Theological Considerations

Chapter 8 of Lumen Gentium during the Second Vatican Council, pointed out Mary's role among the People of God. The ancient term Advocate, used by the Fathers and a title given to Mary in the Salve Regina, was quoted in paragraph 62. The Catechism of the Catholic Church devotes several paragraphs to Mary. Mary is a "preeminent and...wholly unique member of the Church"; indeed, she is the "exemplary realization" (typus) of the Church. (967)
 
 

Her role in relation to the Church and to all humanity goes still further. "In a wholly singular way she cooperated by her obedience, faith, hope, and burning charity in the Savior's work of restoring supernatural life to souls. For this reason she is a mother to us in the order of grace." (LG 61; CCC 968)

 "This motherhood of Mary in the order of grace continues uninterruptedly from the consent which she loyally gave at the Annunication and which she sustained without wavering beneath the cross, until the eternal fulfillment of all the elect. Taken up to heaven she did not lay aside this saving office but by her manifold intercession continues to bring us the gifts of eternal salvation... Therefore the Blessed Virgin is invoked in the Church under the titles of Advocate, Helper, Benefactress, and Mediatrix." (LG; CCC 969)
 
 

This is the meaning of the Salve Regina. It is our belief that she has been drawn to heaven but does not forget those who still journey on this earth. She can assist us only because God so wills it. She reflects for us the promises of God, that God makes to all human beings. One day our hope will be rewarded, our trials ended, as were Mary's. We look to her and ask: When our exile is done, O Maria! Show us your Son!

The Salve Regina Today

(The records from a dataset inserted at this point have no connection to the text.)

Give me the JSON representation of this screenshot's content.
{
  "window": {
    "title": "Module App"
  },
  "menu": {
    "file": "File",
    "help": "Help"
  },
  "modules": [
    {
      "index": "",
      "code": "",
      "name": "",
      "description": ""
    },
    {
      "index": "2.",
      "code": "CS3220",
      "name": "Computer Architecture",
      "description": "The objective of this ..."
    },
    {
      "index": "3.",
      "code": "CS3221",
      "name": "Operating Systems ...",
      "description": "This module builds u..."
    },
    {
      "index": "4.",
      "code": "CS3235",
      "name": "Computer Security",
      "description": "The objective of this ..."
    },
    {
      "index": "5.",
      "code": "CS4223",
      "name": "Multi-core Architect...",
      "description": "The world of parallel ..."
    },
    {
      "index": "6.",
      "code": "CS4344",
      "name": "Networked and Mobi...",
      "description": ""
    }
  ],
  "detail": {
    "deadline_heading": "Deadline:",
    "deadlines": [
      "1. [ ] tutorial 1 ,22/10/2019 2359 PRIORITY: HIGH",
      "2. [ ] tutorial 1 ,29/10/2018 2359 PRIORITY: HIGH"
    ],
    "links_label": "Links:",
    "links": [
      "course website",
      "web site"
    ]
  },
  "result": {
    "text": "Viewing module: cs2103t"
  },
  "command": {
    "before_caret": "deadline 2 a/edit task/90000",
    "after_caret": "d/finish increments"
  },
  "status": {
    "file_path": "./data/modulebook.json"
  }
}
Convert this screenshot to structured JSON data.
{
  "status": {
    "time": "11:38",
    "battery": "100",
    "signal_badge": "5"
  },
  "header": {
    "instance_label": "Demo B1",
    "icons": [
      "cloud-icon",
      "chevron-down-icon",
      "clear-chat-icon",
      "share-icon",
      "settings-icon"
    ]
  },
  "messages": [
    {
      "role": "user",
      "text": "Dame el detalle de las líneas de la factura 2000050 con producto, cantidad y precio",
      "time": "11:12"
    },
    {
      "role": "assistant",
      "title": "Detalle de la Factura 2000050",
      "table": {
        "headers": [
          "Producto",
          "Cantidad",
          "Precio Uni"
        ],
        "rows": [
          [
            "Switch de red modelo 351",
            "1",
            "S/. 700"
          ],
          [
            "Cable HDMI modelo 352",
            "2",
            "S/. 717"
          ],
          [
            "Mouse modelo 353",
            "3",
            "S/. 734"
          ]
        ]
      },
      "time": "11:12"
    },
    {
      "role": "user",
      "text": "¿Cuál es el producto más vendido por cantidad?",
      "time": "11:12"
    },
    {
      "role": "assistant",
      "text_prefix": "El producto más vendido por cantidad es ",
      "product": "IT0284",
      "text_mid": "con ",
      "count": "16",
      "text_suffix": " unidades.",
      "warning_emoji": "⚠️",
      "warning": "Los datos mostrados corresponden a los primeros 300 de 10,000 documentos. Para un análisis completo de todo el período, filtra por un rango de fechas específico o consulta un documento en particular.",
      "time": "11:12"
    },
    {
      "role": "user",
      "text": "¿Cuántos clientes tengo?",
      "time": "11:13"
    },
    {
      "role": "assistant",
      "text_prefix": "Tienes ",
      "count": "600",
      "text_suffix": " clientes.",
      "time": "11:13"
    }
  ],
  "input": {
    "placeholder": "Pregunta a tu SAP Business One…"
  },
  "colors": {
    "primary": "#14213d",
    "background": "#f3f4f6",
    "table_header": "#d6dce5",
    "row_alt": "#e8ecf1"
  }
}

The plainchant Salve Regina is well known by those who pray the official prayer of the Catholic Church, The Liturgy of the Hours. Members of religious communities, those in seminary formation, many lay groups, etc. know and sing the Salve to conclude meetings or prayer at the end of the day. Many of the faithful elect to pray a form of the Salve Regina to close the Rosary devotion. We gather, the saints and sinners of earth, with the angels and saints of heaven, to thank the woman who brought us Jesus Christ, the Way, the Truth and the Life, and to ask her to graciously help us to know him, love him and serve him as she did.

Perhaps we can identify with a quote from Alphonsus di Liguori's Glories of Mary:

Blessed Amadeus says, 'that our Queen is constantly before the Divine Majesty, interceding for us with her most powerful prayers.' And as in heaven 'she well knows our miseries and wants, she cannot do otherwise than have compassion on us; and thus, with the affection of a mother, moved to tenderness towards us, pitying and gentle, she is always endeavoring to help and save us'. (167)
See CDs, Cassettes, Books at the Marian Library for a list of contemporary recordings of Salve Regina.
 

Return to The Mary Page

This page, maintained by The Marian Library/International Marian Research Institute, Dayton, Ohio 45469-1390, and created by Kris Sommers , was last modified Wednesday, 02/27/2013 09:39:33 EST by Ann Zlotnik . Please send any comments to jroten1@udayton.edu.